“I think that tells me that they find it useful. The small group really allowed the women to open up and discuss personal topics. We had never discussed our dreams and hopes before but they now realise that in New Zealand you have the right or the possibility to dream, whereas in the country you came from the economic or political situation made this impossible. What we learn from the
Framework is that you do have a voice and you can use your voice, ask for help when you need it, follow your dreams and lead a balanced and safe life – and that the police in this country can be trusted – they are there to support and protect you.”

Rizwaana Latiff from Hawkes Bay was part of the original hui. She says that she has found it “amazing and empowering. I wish I had been able to use it years ago when I first came to New Zealand. Only now am I beginning to feel I belong and fit in. It helps you understand how things work and where and how you can fit in and at the same time be strong in your own culture.”

Rizwaana ran her pilot with a group of six women – all chosen from different ethic and economic backgrounds: some women had degrees, while others were used to manual work.

“Bringing them together was the first important thing,” says Rizwaana. “To belong, we all need to get to know each other. It’s very simple: social cohesion. In our group we had a Muslim woman and a Sikh. At first they refused to talk to one another. That is how it is where they came from. I gently asked them whether keeping up this attitude would be good for their children. So she could get to the group, I used to pick up the Sikh woman because she didn’t drive. Then one week she did not phone to arrange this and I thought, well, she’s not coming. But then she arrived with the Muslim woman! Now the Muslim woman is teaching her how to drive. Once you get to know each other all the old barriers are down.”

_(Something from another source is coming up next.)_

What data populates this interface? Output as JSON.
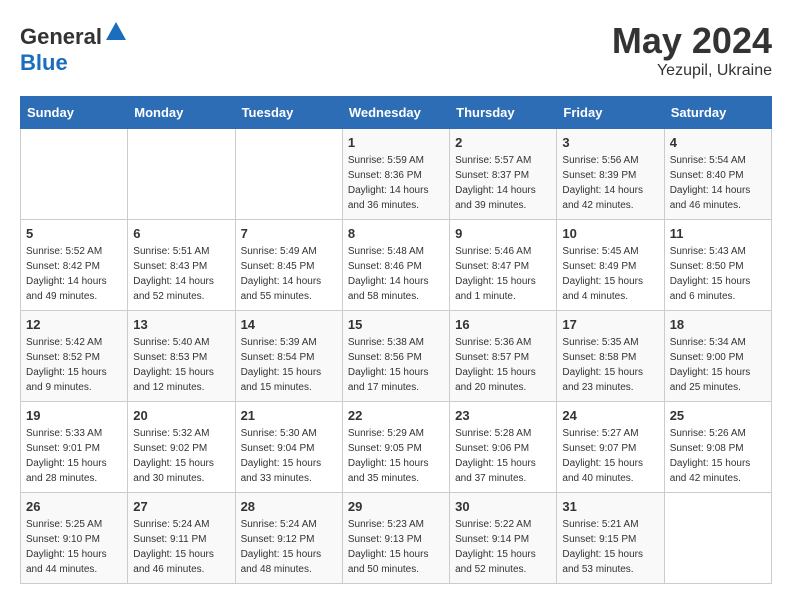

The trained coordinators also bring their own experience to discussions. In Rizwaana’s pilot group none of the women knew about services like cervical screening and they needed information on vaccination – important issues for Rizwaana who is a trained nurse and midwife. The women were also keen to learn about the difference between local and central government, and voting, about how the law works here, and how the Police have a community support role – not true in most of the countries where they come from where the police are feared, so Rizwaana had a local policeman come and talk with the group.

The heart of successful resettlement Rizwaana says is resolving identity issues in a new country. “This is what the Framework does so brilliantly. They are fearful of losing their own culture and identity, so they separate themselves from the wider community. The Framework helps them feel strong in their own culture, knowing that this will continue to be part of them when they adapt. They can be a kiwi – they can sit in a room with lots of people drinking – and still belong.”

Two handbooks have been developed. One for the person who facilitates the discussion (the coordinator), and the other for the participant. For the purpose of the Framework, the participant is referred to as a ‘navigator’ as she takes charge of her own development.

The Navigator‘s Handbook lists information about the help available from local NGOs such as Shakti, Women’s Refuge, Citizens Advice Bureau or ACE organisations like E Tu Whānau which has an inclusive kaupapa, providing programmes that are designed to actively support former refugees and migrants. Their self-defence course is one mentioned in the handbook as part of the ‘I Feel Safe’ section.

During the programme, the women will visit a local marae. They create their own pepeha so they can introduce themselves in Māori, sharing their connections to people and places that are important to them.

Pancha Narayanan, MNZ National President says that the Framework “has been shaped by women and their experience of New Zealand both as long term Kiwis and newcomers. It is a timely resource for all New Zealanders.”